Send every record back word for word.
★ ★ ★
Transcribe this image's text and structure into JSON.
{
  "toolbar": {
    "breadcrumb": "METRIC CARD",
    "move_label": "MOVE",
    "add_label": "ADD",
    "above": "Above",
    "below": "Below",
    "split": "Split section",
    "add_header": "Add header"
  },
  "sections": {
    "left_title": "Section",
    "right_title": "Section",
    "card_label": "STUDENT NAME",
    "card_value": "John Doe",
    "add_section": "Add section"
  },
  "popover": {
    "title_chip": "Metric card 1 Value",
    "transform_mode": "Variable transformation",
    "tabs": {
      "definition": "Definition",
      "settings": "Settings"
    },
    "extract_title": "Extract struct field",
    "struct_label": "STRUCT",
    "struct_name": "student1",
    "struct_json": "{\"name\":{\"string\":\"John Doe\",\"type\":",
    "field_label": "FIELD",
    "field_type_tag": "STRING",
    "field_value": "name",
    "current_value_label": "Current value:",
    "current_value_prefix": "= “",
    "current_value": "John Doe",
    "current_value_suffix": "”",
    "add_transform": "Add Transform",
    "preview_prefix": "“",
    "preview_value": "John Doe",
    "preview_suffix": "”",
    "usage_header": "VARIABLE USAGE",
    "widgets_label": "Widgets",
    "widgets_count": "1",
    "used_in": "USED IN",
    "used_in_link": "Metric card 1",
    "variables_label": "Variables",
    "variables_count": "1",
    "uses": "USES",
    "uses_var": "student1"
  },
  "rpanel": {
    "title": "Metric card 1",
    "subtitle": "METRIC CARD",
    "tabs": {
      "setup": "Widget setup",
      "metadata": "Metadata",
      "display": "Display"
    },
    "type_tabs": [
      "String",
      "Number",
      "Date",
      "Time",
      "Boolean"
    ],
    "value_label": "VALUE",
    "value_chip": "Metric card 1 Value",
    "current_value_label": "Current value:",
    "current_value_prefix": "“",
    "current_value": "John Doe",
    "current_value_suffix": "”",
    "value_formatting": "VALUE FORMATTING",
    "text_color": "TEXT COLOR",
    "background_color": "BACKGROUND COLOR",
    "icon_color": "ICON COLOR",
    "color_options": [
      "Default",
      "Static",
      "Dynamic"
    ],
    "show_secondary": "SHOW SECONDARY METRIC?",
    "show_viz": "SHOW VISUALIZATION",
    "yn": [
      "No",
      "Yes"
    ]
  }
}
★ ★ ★
Completed exercise>
Transcribe this image's text and structure into JSON.
{
  "toolbar": {
    "breadcrumb": "METRIC CARD",
    "move_label": "MOVE",
    "add_label": "ADD",
    "above": "Above",
    "below": "Below",
    "split": "Split section",
    "add_header": "Add header"
  },
  "sections": {
    "left_title": "Section",
    "right_title": "Section",
    "card_label": "STUDENT NAME",
    "card_value": "John Doe",
    "add_section": "Add section"
  },
  "popover": {
    "title_chip": "Metric card 1 Value",
    "transform_mode": "Variable transformation",
    "tabs": {
      "definition": "Definition",
      "settings": "Settings"
    },
    "extract_title": "Extract struct field",
    "struct_label": "STRUCT",
    "struct_name": "student1",
    "struct_json": "{\"name\":{\"string\":\"John Doe\",\"type\":",
    "field_label": "FIELD",
    "field_type_tag": "STRING",
    "field_value": "name",
    "current_value_label": "Current value:",
    "current_value_prefix": "= “",
    "current_value": "John Doe",
    "current_value_suffix": "”",
    "add_transform": "Add Transform",
    "preview_prefix": "“",
    "preview_value": "John Doe",
    "preview_suffix": "”",
    "usage_header": "VARIABLE USAGE",
    "widgets_label": "Widgets",
    "widgets_count": "1",
    "used_in": "USED IN",
    "used_in_link": "Metric card 1",
    "variables_label": "Variables",
    "variables_count": "1",
    "uses": "USES",
    "uses_var": "student1"
  },
  "rpanel": {
    "title": "Metric card 1",
    "subtitle": "METRIC CARD",
    "tabs": {
      "setup": "Widget setup",
      "metadata": "Metadata",
      "display": "Display"
    },
    "type_tabs": [
      "String",
      "Number",
      "Date",
      "Time",
      "Boolean"
    ],
    "value_label": "VALUE",
    "value_chip": "Metric card 1 Value",
    "current_value_label": "Current value:",
    "current_value_prefix": "“",
    "current_value": "John Doe",
    "current_value_suffix": "”",
    "value_formatting": "VALUE FORMATTING",
    "text_color": "TEXT COLOR",
    "background_color": "BACKGROUND COLOR",
    "icon_color": "ICON COLOR",
    "color_options": [
      "Default",
      "Static",
      "Dynamic"
    ],
    "show_secondary": "SHOW SECONDARY METRIC?",
    "show_viz": "SHOW VISUALIZATION",
    "yn": [
      "No",
      "Yes"
    ]
  }
}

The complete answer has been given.